Two days before I was supposed to go on a trip to Punta Cana with my best friends, I went low and became unconscious. I woke up in the hospital to my family practically canceling my trip for me. I would not let diabetes take this once-in-a-lifetime experience from me. I packed a bag of insulin coolers, sweets, glucose tabs, etc. Then immediately found the resort juice bar in case of a low, took some of the incredible fresh fruits they offered at each meal to the beach with me. I got to swim, snorkel, parasail, and fell in love with kayaking on that trip. But the best part was the memories I made with my two best friends. I was scared that day in the hospital, scared of having an emergency in a foreign country- but I packed and prepared for ever possible scenario, and my friends spent the plane ride learned how to use my Glucagon needle (thankfully it wasn’t needed). I knew I could get through this trip safely – I learned a lot about how to keep myself safe and persevered.
My Health Details
- Type of Diabetes:Type 1
- Low blood sugar instances per week:4-5 Instances
- Daily number of times checking blood sugar:7+ times/day
- Managing Diabetes with:Insulin Pump
- What age were you diagnosed with diabetes?16+
- How long does it typically take you to come up when you are low?Under 1 hour
Do you have a diabetic hero that you look up to? If so, who and why?
My 7 year old niece, Lily. She was diagnosed with Type 1 this past summer. In the 7 or so months that she’s had it, she has learned so much. She listens to her body so well. She’ll know a low is coming before we see it on the Dexcom, and she knows what foods help her get back to her target number. She’s tougher, braver, and smarter than I’ll ever be. She asks me questions about my experiences, asks about the pump (she’s not on one yet) and she could not make me, or any of us who love her, any more proud.
What is your biggest challenge with diabetes?
Having to ask others for help. I’ve had lows at work where I’ve had to ask my coworkers for help. I hate it. I don’t like being a nuisance. And I know they don’t see it that way – it’s entirely in my head – and are happy to help, but it just doesn’t sit well with me. I don’t want to ask someone to get me my juice from the fridge, or to hand them my Baqsimi and explain, “OK, if – IF – I pass out, this is what you do.” Some people panic every time my pump beeps, most calmly pay attention and let me tell them when I’m in trouble. And I appreciate it all. But it’s so counterintuitive for me. I’ve got this voice in my head saying “don’t be a bother,” and I have to work very hard to not listen to that.

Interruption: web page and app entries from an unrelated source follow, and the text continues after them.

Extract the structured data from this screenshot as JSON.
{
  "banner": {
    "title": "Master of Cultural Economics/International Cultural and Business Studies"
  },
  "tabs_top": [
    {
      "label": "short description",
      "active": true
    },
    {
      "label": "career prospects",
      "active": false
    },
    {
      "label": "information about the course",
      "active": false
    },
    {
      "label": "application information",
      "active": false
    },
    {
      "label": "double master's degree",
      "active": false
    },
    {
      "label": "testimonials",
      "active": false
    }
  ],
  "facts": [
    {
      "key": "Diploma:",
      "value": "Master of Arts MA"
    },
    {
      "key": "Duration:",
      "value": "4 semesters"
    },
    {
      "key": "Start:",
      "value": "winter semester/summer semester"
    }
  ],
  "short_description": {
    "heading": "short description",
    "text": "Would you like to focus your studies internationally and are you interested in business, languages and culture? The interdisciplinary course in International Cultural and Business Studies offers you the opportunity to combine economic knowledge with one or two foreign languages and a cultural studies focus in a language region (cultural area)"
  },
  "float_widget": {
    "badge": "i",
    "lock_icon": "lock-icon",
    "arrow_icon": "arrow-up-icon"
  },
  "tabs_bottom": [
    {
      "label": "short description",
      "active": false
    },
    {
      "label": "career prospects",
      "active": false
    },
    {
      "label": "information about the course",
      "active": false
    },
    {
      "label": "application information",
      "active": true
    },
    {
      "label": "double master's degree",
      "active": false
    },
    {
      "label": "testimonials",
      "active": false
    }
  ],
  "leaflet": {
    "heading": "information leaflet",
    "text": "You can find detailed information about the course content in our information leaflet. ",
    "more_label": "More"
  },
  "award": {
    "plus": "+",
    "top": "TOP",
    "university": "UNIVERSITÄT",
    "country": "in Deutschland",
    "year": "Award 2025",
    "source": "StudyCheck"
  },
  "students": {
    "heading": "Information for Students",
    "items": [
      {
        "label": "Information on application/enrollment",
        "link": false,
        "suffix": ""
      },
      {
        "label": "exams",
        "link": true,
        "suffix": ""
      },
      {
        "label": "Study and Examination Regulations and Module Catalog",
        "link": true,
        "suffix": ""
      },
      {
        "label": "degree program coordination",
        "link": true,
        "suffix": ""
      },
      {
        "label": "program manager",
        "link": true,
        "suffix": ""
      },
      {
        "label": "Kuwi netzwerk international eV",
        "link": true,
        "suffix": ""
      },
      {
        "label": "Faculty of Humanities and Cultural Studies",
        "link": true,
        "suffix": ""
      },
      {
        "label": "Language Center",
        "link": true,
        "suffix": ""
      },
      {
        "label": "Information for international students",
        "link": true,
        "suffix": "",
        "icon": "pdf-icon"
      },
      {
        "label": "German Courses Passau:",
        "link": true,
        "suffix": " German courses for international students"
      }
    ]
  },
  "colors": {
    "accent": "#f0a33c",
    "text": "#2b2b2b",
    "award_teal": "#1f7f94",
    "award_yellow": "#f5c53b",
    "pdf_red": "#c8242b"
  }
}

What have you learned from your experiences with diabetes?
I’ve learned that medicine is an incredible, incredible thing. Where research is and what products are available now, as opposed to ten, twenty, thirty years ago is nothing short of miraculous. I know there will be many more advances in my lifetime, and especially in my niece’s.
I’ve learned that I’m incredibly lucky to have good insurance. Insulin is way more expensive than it should be. I’ve always known that. But it’s not just insulin. It’s the CGM, the lancets, the strips, the pen needles, the pumps, the infusion sets. There are way too many diabetics in this country who have no insurance or who’s insurance doesn’t pay as much as mine. People who take less insulin than they should because they have to make each vial last. This should not be the case.